A MACHINE EMPOWERS ODISHA'S TRIBAL WOMEN
JHUNU MALIK, a resident of Kanteikoli tribal village in Mohana taluk of Odisha's Gajapati district, takes just two minutes to peel off the hard, latex-filled outer rind of a jackfruit, and she does not use her bare hands. The difficult task is made easy by a wood-plainer used by carpenters. "This small machine has changed my life. Earlier, it used to take 10-15 minutes to peel a jackfruit. But with this machine it is quick. Since I started using this, I am earning six times more," she says. The machine and training in minimal processing was provided to her by the regional centre of the Indian Institute of Horticultural Research in Bhubaneswar. "The machine weighs 1.75 kg. We reduced the weight to 1.5 kg by removing some parts," says H S Singh, head of the centre. "We're trying to reduce the weight to 1.25 kg."

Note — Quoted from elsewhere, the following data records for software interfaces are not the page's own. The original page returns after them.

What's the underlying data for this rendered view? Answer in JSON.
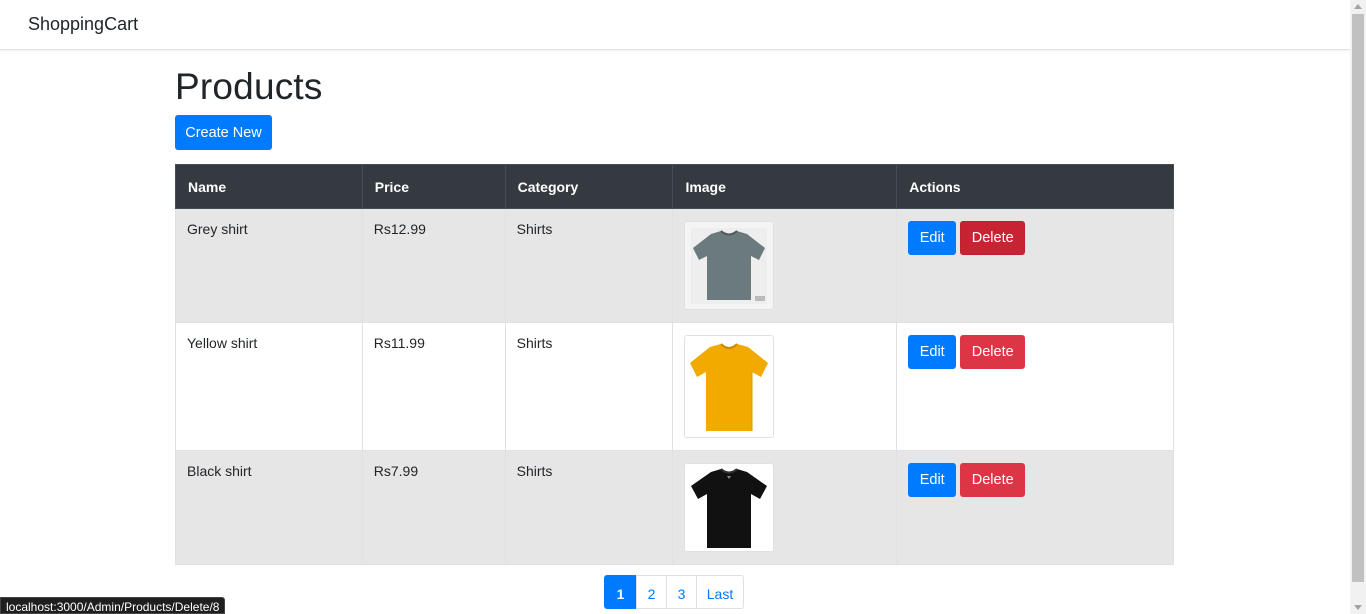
{
  "navbar": {
    "brand": "ShoppingCart"
  },
  "page": {
    "title": "Products",
    "create_button": "Create New"
  },
  "table": {
    "headers": [
      "Name",
      "Price",
      "Category",
      "Image",
      "Actions"
    ],
    "rows": [
      {
        "name": "Grey shirt",
        "price": "Rs12.99",
        "category": "Shirts",
        "image_icon": "grey-tshirt-image",
        "color": "#6b7a7d",
        "edit": "Edit",
        "delete": "Delete"
      },
      {
        "name": "Yellow shirt",
        "price": "Rs11.99",
        "category": "Shirts",
        "image_icon": "yellow-tshirt-image",
        "color": "#f2a900",
        "edit": "Edit",
        "delete": "Delete"
      },
      {
        "name": "Black shirt",
        "price": "Rs7.99",
        "category": "Shirts",
        "image_icon": "black-tshirt-image",
        "color": "#111111",
        "edit": "Edit",
        "delete": "Delete"
      }
    ]
  },
  "pagination": {
    "pages": [
      "1",
      "2",
      "3",
      "Last"
    ],
    "active": "1"
  },
  "status_bar": {
    "url": "localhost:3000/Admin/Products/Delete/8"
  },
  "colors": {
    "primary": "#007bff",
    "danger": "#dc3545",
    "header_bg": "#343a40",
    "stripe": "#e6e6e6"
  }
}
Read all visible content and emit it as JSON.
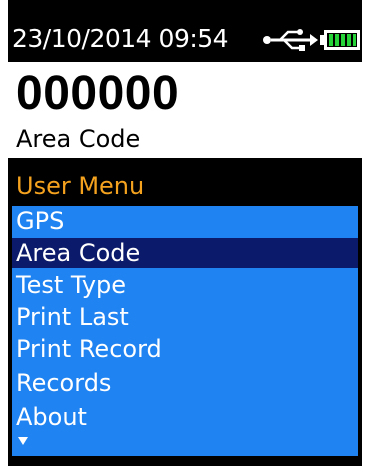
{
  "status_bar": {
    "datetime": "23/10/2014 09:54",
    "usb_icon": "usb-icon",
    "battery_icon": "battery-full-icon",
    "battery_color": "#26d43a"
  },
  "display": {
    "value": "000000",
    "label": "Area Code"
  },
  "menu": {
    "title": "User Menu",
    "title_color": "#f5a31f",
    "background_color": "#1f83f2",
    "selected_color": "#0b1a6a",
    "selected_index": 1,
    "items": [
      {
        "label": "GPS"
      },
      {
        "label": "Area Code"
      },
      {
        "label": "Test Type"
      },
      {
        "label": "Print Last"
      },
      {
        "label": "Print Record"
      },
      {
        "label": "Records"
      },
      {
        "label": "About"
      }
    ],
    "more_indicator": "scroll-down-arrow-icon"
  }
}
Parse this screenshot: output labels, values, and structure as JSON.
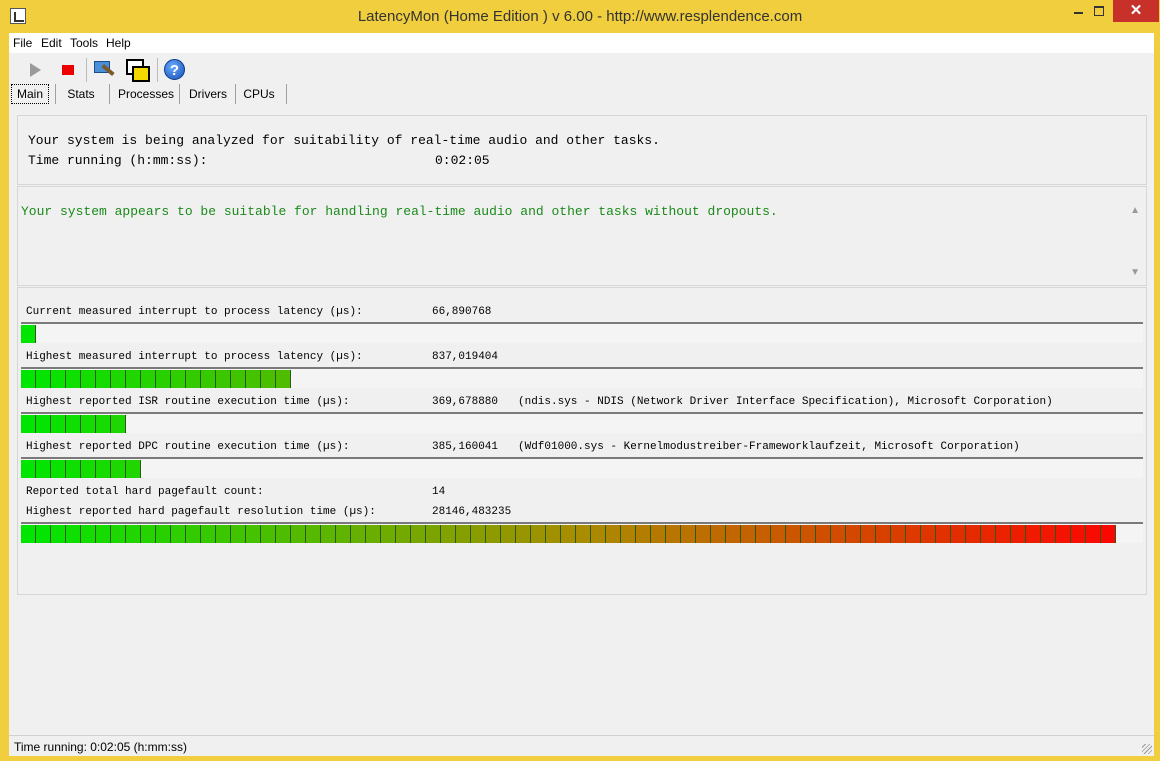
{
  "window": {
    "title": "LatencyMon  (Home Edition )  v 6.00 - http://www.resplendence.com"
  },
  "menu": [
    {
      "label": "File"
    },
    {
      "label": "Edit"
    },
    {
      "label": "Tools"
    },
    {
      "label": "Help"
    }
  ],
  "toolbar": {
    "play": "play-icon",
    "stop": "stop-icon",
    "hammer": "hammer-icon",
    "windows": "windows-icon",
    "help": "help-icon"
  },
  "tabs": [
    {
      "label": "Main",
      "active": true
    },
    {
      "label": "Stats"
    },
    {
      "label": "Processes"
    },
    {
      "label": "Drivers"
    },
    {
      "label": "CPUs"
    }
  ],
  "summary": {
    "analyzing": "Your system is being analyzed for suitability of real-time audio and other tasks.",
    "time_label": "Time running (h:mm:ss):",
    "time_value": "0:02:05"
  },
  "verdict": "Your system appears to be suitable for handling real-time audio and other tasks without dropouts.",
  "metrics": {
    "current_latency": {
      "label": "Current measured interrupt to process latency (µs):",
      "value": "66,890768",
      "level": 0.012
    },
    "highest_latency": {
      "label": "Highest measured interrupt to process latency (µs):",
      "value": "837,019404",
      "level": 0.24
    },
    "isr": {
      "label": "Highest reported ISR routine execution time (µs):",
      "value": "369,678880",
      "extra": "(ndis.sys - NDIS (Network Driver Interface Specification), Microsoft Corporation)",
      "level": 0.095
    },
    "dpc": {
      "label": "Highest reported DPC routine execution time (µs):",
      "value": "385,160041",
      "extra": "(Wdf01000.sys - Kernelmodustreiber-Frameworklaufzeit, Microsoft Corporation)",
      "level": 0.11
    },
    "pagefault_count": {
      "label": "Reported total hard pagefault count:",
      "value": "14"
    },
    "pagefault_time": {
      "label": "Highest reported hard pagefault resolution time (µs):",
      "value": "28146,483235",
      "level": 0.985
    }
  },
  "status": "Time running: 0:02:05  (h:mm:ss)",
  "colors": {
    "title_bar": "#f0ce3e",
    "close_button": "#c7312a",
    "verdict_text": "#1a8a1a",
    "bar_low": "#00ff00",
    "bar_high": "#ff0000"
  }
}
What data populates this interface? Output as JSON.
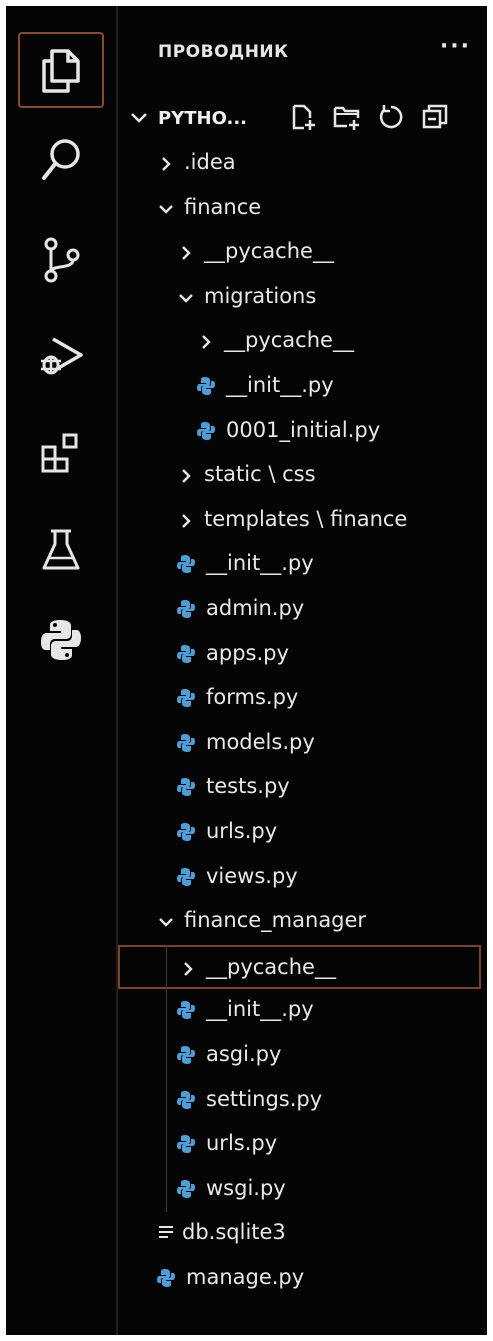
{
  "explorer": {
    "title": "ПРОВОДНИК",
    "more_label": "···",
    "root_label": "PYTHO..."
  },
  "activity_bar": {
    "items": [
      {
        "name": "explorer",
        "icon": "files-icon",
        "active": true
      },
      {
        "name": "search",
        "icon": "search-icon",
        "active": false
      },
      {
        "name": "source-control",
        "icon": "source-control-icon",
        "active": false
      },
      {
        "name": "run-and-debug",
        "icon": "run-debug-icon",
        "active": false
      },
      {
        "name": "extensions",
        "icon": "extensions-icon",
        "active": false
      },
      {
        "name": "testing",
        "icon": "flask-icon",
        "active": false
      },
      {
        "name": "python",
        "icon": "python-icon",
        "active": false
      }
    ]
  },
  "root_actions": [
    {
      "name": "new-file",
      "icon": "new-file-icon"
    },
    {
      "name": "new-folder",
      "icon": "new-folder-icon"
    },
    {
      "name": "refresh",
      "icon": "refresh-icon"
    },
    {
      "name": "collapse-all",
      "icon": "collapse-all-icon"
    }
  ],
  "tree": [
    {
      "label": ".idea",
      "type": "folder",
      "expanded": false,
      "depth": 1
    },
    {
      "label": "finance",
      "type": "folder",
      "expanded": true,
      "depth": 1
    },
    {
      "label": "__pycache__",
      "type": "folder",
      "expanded": false,
      "depth": 2
    },
    {
      "label": "migrations",
      "type": "folder",
      "expanded": true,
      "depth": 2
    },
    {
      "label": "__pycache__",
      "type": "folder",
      "expanded": false,
      "depth": 3
    },
    {
      "label": "__init__.py",
      "type": "python",
      "depth": 3
    },
    {
      "label": "0001_initial.py",
      "type": "python",
      "depth": 3
    },
    {
      "label": "static \\ css",
      "type": "folder",
      "expanded": false,
      "depth": 2
    },
    {
      "label": "templates \\ finance",
      "type": "folder",
      "expanded": false,
      "depth": 2
    },
    {
      "label": "__init__.py",
      "type": "python",
      "depth": 2
    },
    {
      "label": "admin.py",
      "type": "python",
      "depth": 2
    },
    {
      "label": "apps.py",
      "type": "python",
      "depth": 2
    },
    {
      "label": "forms.py",
      "type": "python",
      "depth": 2
    },
    {
      "label": "models.py",
      "type": "python",
      "depth": 2
    },
    {
      "label": "tests.py",
      "type": "python",
      "depth": 2
    },
    {
      "label": "urls.py",
      "type": "python",
      "depth": 2
    },
    {
      "label": "views.py",
      "type": "python",
      "depth": 2
    },
    {
      "label": "finance_manager",
      "type": "folder",
      "expanded": true,
      "depth": 1
    },
    {
      "label": "__pycache__",
      "type": "folder",
      "expanded": false,
      "depth": 2,
      "selected": true
    },
    {
      "label": "__init__.py",
      "type": "python",
      "depth": 2
    },
    {
      "label": "asgi.py",
      "type": "python",
      "depth": 2
    },
    {
      "label": "settings.py",
      "type": "python",
      "depth": 2
    },
    {
      "label": "urls.py",
      "type": "python",
      "depth": 2
    },
    {
      "label": "wsgi.py",
      "type": "python",
      "depth": 2
    },
    {
      "label": "db.sqlite3",
      "type": "database",
      "depth": 1
    },
    {
      "label": "manage.py",
      "type": "python",
      "depth": 1
    }
  ],
  "colors": {
    "background": "#050505",
    "text": "#e8e8e8",
    "icon": "#e6e6e6",
    "python_icon": "#4a9fd8",
    "active_border": "#8a4a2a",
    "selected_border": "#7a4420"
  }
}
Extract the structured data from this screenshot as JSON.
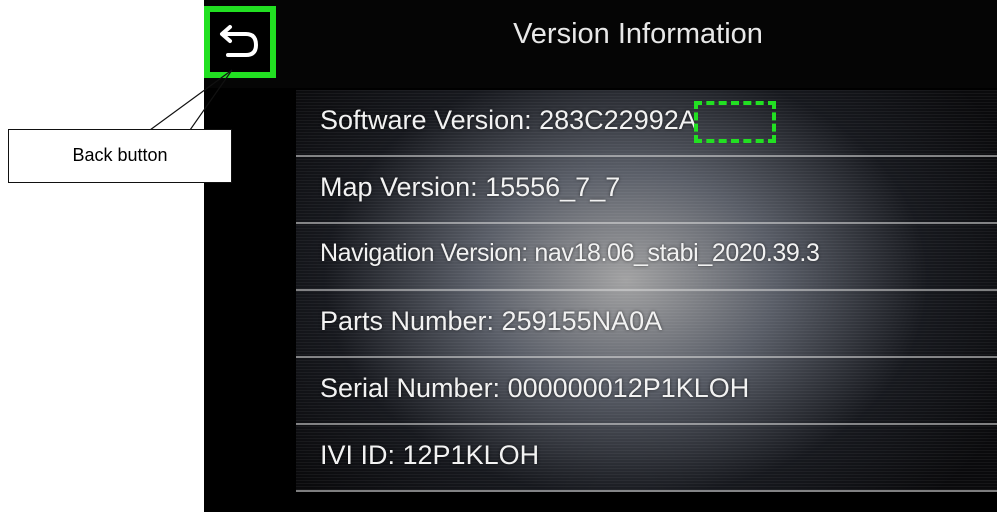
{
  "header": {
    "title": "Version Information"
  },
  "back_button": {
    "icon": "back-arrow-icon",
    "highlight_color": "#22e022"
  },
  "version_list": [
    {
      "label": "Software Version: 283C22992A"
    },
    {
      "label": "Map Version: 15556_7_7"
    },
    {
      "label": "Navigation Version: nav18.06_stabi_2020.39.3"
    },
    {
      "label": "Parts Number: 259155NA0A"
    },
    {
      "label": "Serial Number: 000000012P1KLOH"
    },
    {
      "label": "IVI ID: 12P1KLOH"
    }
  ],
  "annotation": {
    "callout_label": "Back button",
    "highlight_color": "#22e022"
  }
}
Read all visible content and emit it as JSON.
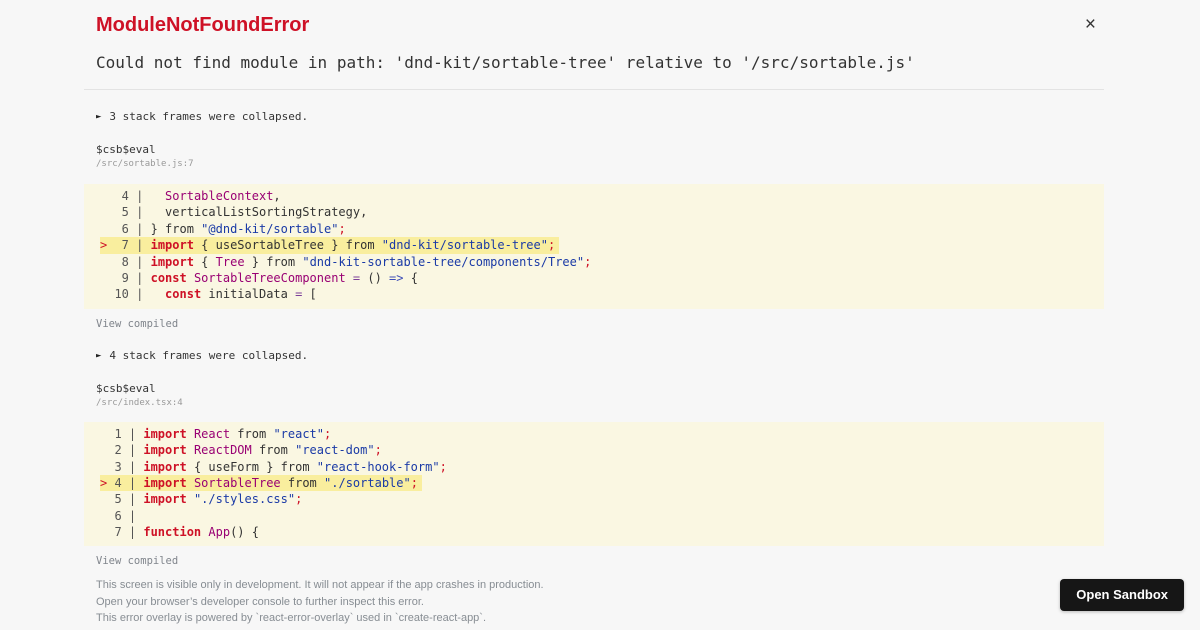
{
  "header": {
    "title": "ModuleNotFoundError",
    "message": "Could not find module in path: 'dnd-kit/sortable-tree' relative to '/src/sortable.js'",
    "close_label": "×"
  },
  "sections": [
    {
      "collapse_icon": "►",
      "collapse_text": "3 stack frames were collapsed.",
      "frame_name": "$csb$eval",
      "frame_location": "/src/sortable.js:7",
      "view_compiled": "View compiled"
    },
    {
      "collapse_icon": "►",
      "collapse_text": "4 stack frames were collapsed.",
      "frame_name": "$csb$eval",
      "frame_location": "/src/index.tsx:4",
      "view_compiled": "View compiled"
    }
  ],
  "code_blocks": [
    {
      "gutter_width": 2,
      "lines": [
        {
          "num": 4,
          "hl": false,
          "tokens": [
            [
              "plain",
              "  "
            ],
            [
              "cap",
              "SortableContext"
            ],
            [
              "plain",
              ","
            ]
          ]
        },
        {
          "num": 5,
          "hl": false,
          "tokens": [
            [
              "plain",
              "  verticalListSortingStrategy,"
            ]
          ]
        },
        {
          "num": 6,
          "hl": false,
          "tokens": [
            [
              "plain",
              "} from "
            ],
            [
              "str",
              "\"@dnd-kit/sortable\""
            ],
            [
              "semi",
              ";"
            ]
          ]
        },
        {
          "num": 7,
          "hl": true,
          "tokens": [
            [
              "kw",
              "import"
            ],
            [
              "plain",
              " { useSortableTree } from "
            ],
            [
              "str",
              "\"dnd-kit/sortable-tree\""
            ],
            [
              "semi",
              ";"
            ]
          ]
        },
        {
          "num": 8,
          "hl": false,
          "tokens": [
            [
              "kw",
              "import"
            ],
            [
              "plain",
              " { "
            ],
            [
              "cap",
              "Tree"
            ],
            [
              "plain",
              " } from "
            ],
            [
              "str",
              "\"dnd-kit-sortable-tree/components/Tree\""
            ],
            [
              "semi",
              ";"
            ]
          ]
        },
        {
          "num": 9,
          "hl": false,
          "tokens": [
            [
              "kw",
              "const"
            ],
            [
              "plain",
              " "
            ],
            [
              "cap",
              "SortableTreeComponent"
            ],
            [
              "plain",
              " "
            ],
            [
              "op",
              "="
            ],
            [
              "plain",
              " () "
            ],
            [
              "arrow",
              "=>"
            ],
            [
              "plain",
              " {"
            ]
          ]
        },
        {
          "num": 10,
          "hl": false,
          "tokens": [
            [
              "plain",
              "  "
            ],
            [
              "kw",
              "const"
            ],
            [
              "plain",
              " initialData "
            ],
            [
              "op",
              "="
            ],
            [
              "plain",
              " ["
            ]
          ]
        }
      ]
    },
    {
      "gutter_width": 1,
      "lines": [
        {
          "num": 1,
          "hl": false,
          "tokens": [
            [
              "kw",
              "import"
            ],
            [
              "plain",
              " "
            ],
            [
              "cap",
              "React"
            ],
            [
              "plain",
              " from "
            ],
            [
              "str",
              "\"react\""
            ],
            [
              "semi",
              ";"
            ]
          ]
        },
        {
          "num": 2,
          "hl": false,
          "tokens": [
            [
              "kw",
              "import"
            ],
            [
              "plain",
              " "
            ],
            [
              "cap",
              "ReactDOM"
            ],
            [
              "plain",
              " from "
            ],
            [
              "str",
              "\"react-dom\""
            ],
            [
              "semi",
              ";"
            ]
          ]
        },
        {
          "num": 3,
          "hl": false,
          "tokens": [
            [
              "kw",
              "import"
            ],
            [
              "plain",
              " { useForm } from "
            ],
            [
              "str",
              "\"react-hook-form\""
            ],
            [
              "semi",
              ";"
            ]
          ]
        },
        {
          "num": 4,
          "hl": true,
          "tokens": [
            [
              "kw",
              "import"
            ],
            [
              "plain",
              " "
            ],
            [
              "cap",
              "SortableTree"
            ],
            [
              "plain",
              " from "
            ],
            [
              "str",
              "\"./sortable\""
            ],
            [
              "semi",
              ";"
            ]
          ]
        },
        {
          "num": 5,
          "hl": false,
          "tokens": [
            [
              "kw",
              "import"
            ],
            [
              "plain",
              " "
            ],
            [
              "str",
              "\"./styles.css\""
            ],
            [
              "semi",
              ";"
            ]
          ]
        },
        {
          "num": 6,
          "hl": false,
          "tokens": []
        },
        {
          "num": 7,
          "hl": false,
          "tokens": [
            [
              "kw",
              "function"
            ],
            [
              "plain",
              " "
            ],
            [
              "cap",
              "App"
            ],
            [
              "plain",
              "() {"
            ]
          ]
        }
      ]
    }
  ],
  "footer": {
    "lines": [
      "This screen is visible only in development. It will not appear if the app crashes in production.",
      "Open your browser’s developer console to further inspect this error.",
      "This error overlay is powered by `react-error-overlay` used in `create-react-app`."
    ]
  },
  "open_sandbox_label": "Open Sandbox",
  "colors": {
    "error_red": "#ce1126",
    "keyword_red": "#ce1126",
    "identifier_magenta": "#990073",
    "string_blue": "#1a3aa6",
    "code_background": "#faf7e2",
    "highlight_background": "#f9ee9e",
    "page_background": "#f7f7f7",
    "button_background": "#161616"
  }
}
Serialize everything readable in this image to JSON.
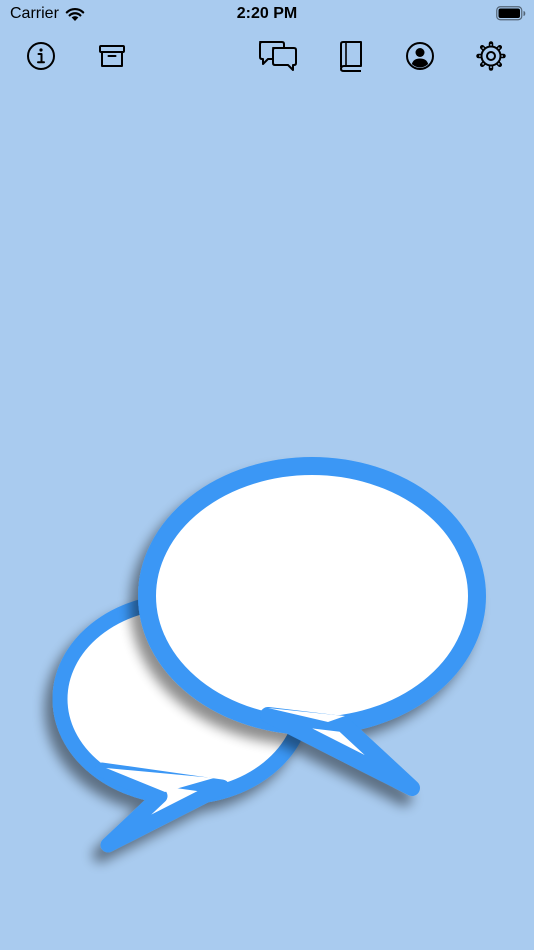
{
  "status_bar": {
    "carrier": "Carrier",
    "time": "2:20 PM"
  },
  "toolbar": {
    "icons": [
      "info-icon",
      "archive-icon",
      "chat-bubbles-icon",
      "book-icon",
      "person-icon",
      "gear-icon"
    ]
  },
  "colors": {
    "background": "#a9cbef",
    "bubble_outline": "#3a97f5",
    "bubble_fill": "#ffffff"
  }
}
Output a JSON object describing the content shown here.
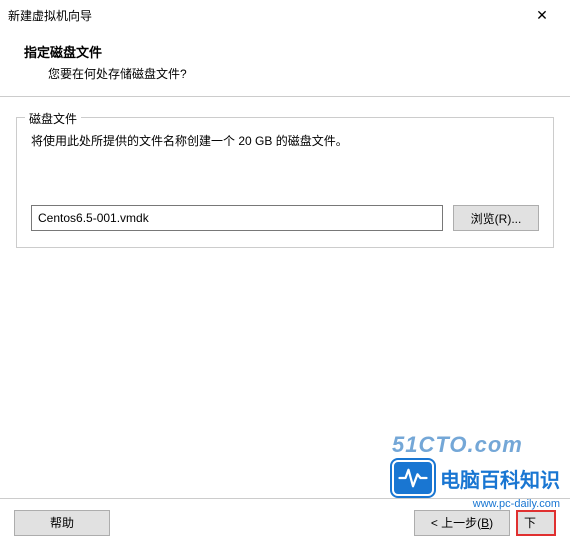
{
  "window": {
    "title": "新建虚拟机向导",
    "close_symbol": "✕"
  },
  "header": {
    "title": "指定磁盘文件",
    "subtitle": "您要在何处存储磁盘文件?"
  },
  "group": {
    "label": "磁盘文件",
    "description": "将使用此处所提供的文件名称创建一个 20 GB 的磁盘文件。"
  },
  "file": {
    "value": "Centos6.5-001.vmdk"
  },
  "buttons": {
    "browse": "浏览(R)...",
    "help": "帮助",
    "back": "< 上一步(B)",
    "next": "下",
    "cancel": ""
  },
  "watermark": {
    "line1": "51CTO.com",
    "brand": "电脑百科知识",
    "url": "www.pc-daily.com"
  }
}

The soft-flesh variety of jackfruit grows in abundance in Gajapati and Kandhamal districts in the state. Like Jhunu, many women used to collect the fruit and sell it for ` 5 per kg to traders, who would sell it as a vegetable in the markets of Delhi and other north Indian cities at ` 40-60 per kg. Using the wood-plainer, tribal women in Odisha are enhancing their skills while increasing their income. "Now that peeling jackfruit is much faster, we cut it into cubes, smear a solution to prevent browning, pack it and sell it as a vegetable for ` 30-40 per kg in the local markets," says Padma Mallik, Jhunu's friend. Both of them are office bearers of a self-help group of 10 women. There are five such groups in Mohana. Each group has one machine, which costs ` 2,200-2,500. The centre also organised a training in February this year on the minimal processing of raw jackfruit so that it can be used as a vegetable and sold by the tribal women locally.